What is required: Using the records that follow, copy every line containing the word "this".

Data extracts:
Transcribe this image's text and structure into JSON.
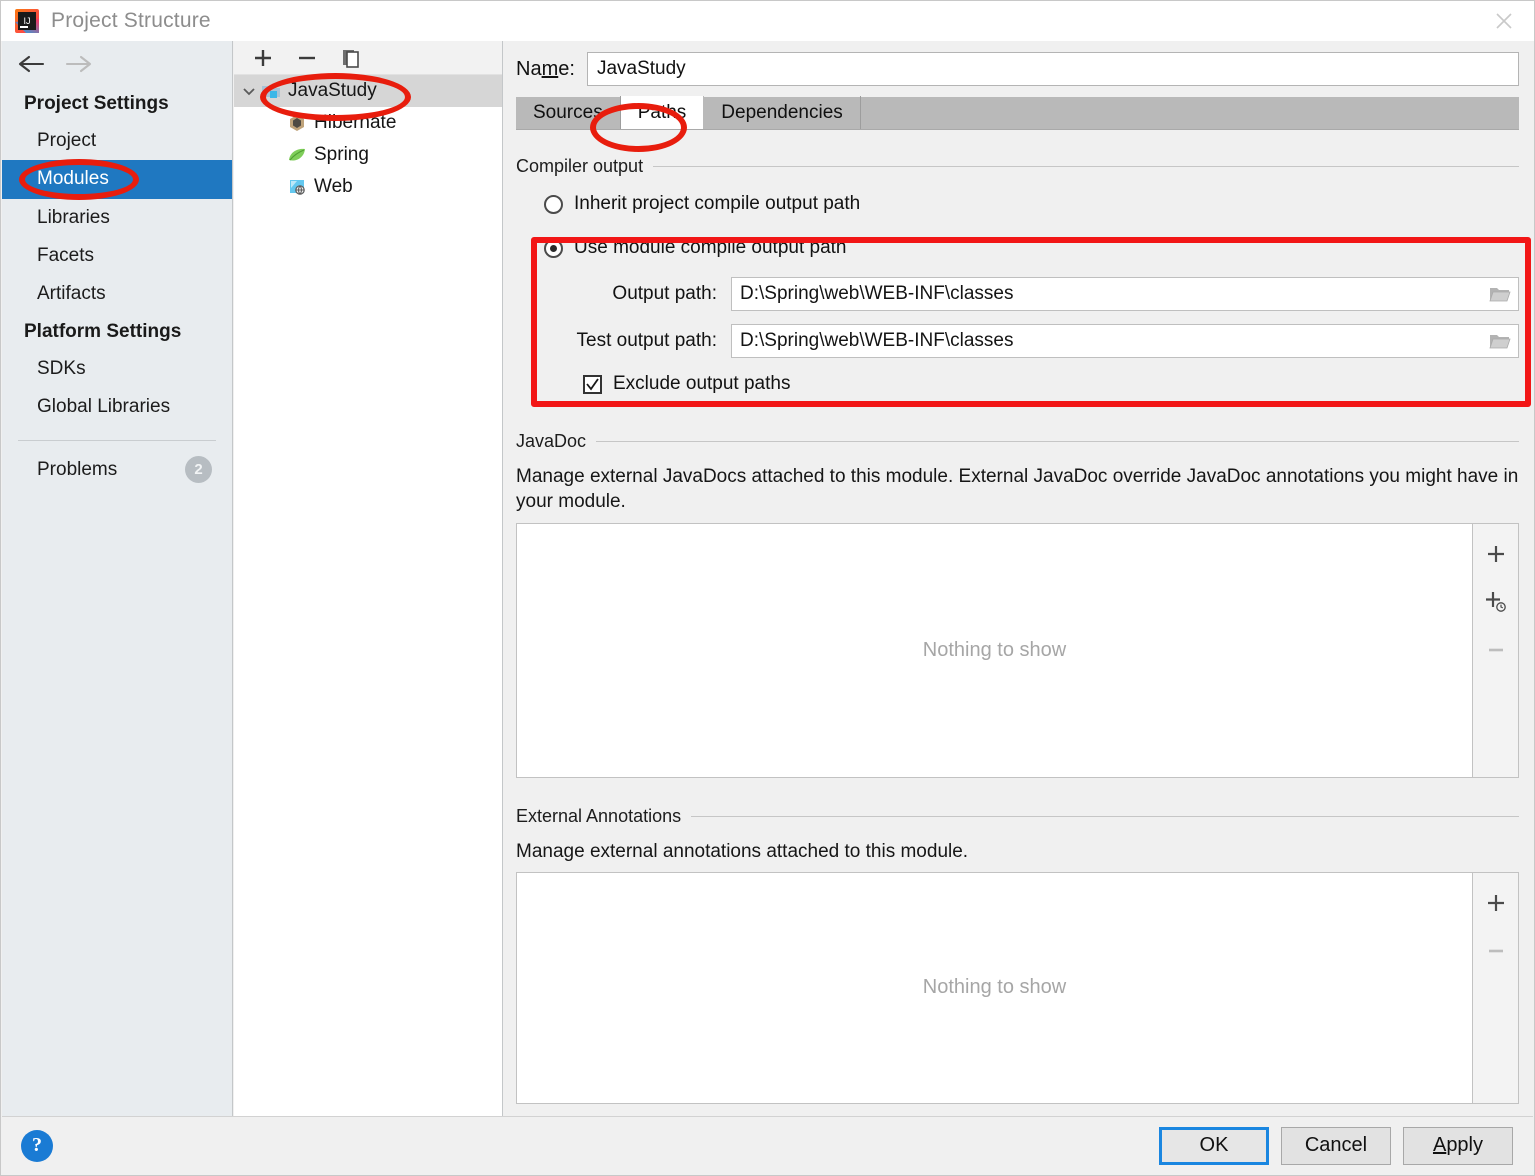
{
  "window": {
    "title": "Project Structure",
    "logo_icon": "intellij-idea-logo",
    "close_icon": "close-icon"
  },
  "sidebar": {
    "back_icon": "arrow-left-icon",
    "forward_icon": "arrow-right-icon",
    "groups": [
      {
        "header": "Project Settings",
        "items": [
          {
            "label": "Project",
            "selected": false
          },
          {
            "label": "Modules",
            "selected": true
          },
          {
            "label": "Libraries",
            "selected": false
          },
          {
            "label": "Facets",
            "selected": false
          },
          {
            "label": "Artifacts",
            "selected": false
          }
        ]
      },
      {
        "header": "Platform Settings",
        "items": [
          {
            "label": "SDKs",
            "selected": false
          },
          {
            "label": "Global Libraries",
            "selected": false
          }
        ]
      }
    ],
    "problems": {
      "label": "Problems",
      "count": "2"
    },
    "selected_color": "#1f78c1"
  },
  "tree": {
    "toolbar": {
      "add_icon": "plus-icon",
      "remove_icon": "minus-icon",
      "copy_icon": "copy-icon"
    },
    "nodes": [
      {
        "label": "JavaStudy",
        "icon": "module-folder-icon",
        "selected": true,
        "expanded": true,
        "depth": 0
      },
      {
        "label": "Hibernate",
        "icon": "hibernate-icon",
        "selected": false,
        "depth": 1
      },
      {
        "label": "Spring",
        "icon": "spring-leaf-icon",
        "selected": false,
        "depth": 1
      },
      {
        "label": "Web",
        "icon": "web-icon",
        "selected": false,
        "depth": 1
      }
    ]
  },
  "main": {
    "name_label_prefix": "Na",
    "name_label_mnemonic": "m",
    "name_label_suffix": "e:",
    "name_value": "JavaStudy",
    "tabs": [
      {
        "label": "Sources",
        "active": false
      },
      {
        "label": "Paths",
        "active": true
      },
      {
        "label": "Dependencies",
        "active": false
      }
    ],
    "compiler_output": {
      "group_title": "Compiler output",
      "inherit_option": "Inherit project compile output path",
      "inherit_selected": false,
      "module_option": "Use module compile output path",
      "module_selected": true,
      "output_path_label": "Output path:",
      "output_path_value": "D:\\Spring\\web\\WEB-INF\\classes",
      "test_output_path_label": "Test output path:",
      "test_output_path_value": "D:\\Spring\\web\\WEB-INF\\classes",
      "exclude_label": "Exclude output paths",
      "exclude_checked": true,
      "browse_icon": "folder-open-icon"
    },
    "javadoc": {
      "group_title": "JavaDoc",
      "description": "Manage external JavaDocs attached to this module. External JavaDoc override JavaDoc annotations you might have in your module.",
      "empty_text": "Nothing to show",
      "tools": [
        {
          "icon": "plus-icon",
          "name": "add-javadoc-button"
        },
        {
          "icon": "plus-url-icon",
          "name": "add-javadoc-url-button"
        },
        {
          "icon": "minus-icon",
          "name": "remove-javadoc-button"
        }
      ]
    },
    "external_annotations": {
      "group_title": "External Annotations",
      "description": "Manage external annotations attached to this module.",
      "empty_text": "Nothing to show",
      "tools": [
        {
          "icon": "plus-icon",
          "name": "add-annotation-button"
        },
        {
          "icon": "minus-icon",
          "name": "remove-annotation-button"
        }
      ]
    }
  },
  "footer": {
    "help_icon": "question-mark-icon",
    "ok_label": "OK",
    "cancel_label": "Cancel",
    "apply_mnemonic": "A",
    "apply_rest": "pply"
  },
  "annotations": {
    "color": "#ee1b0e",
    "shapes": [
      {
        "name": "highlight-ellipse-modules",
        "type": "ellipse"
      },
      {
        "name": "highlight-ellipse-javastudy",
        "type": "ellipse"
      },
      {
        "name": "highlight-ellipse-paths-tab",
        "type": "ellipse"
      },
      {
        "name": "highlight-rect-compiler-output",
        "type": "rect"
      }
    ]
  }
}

Reply:
Transcribe this image's text and structure into JSON.
      "description": "Manage external JavaDocs attached to this module. External JavaDoc override JavaDoc annotations you might have in your module.",
      "description": "Manage external annotations attached to this module.",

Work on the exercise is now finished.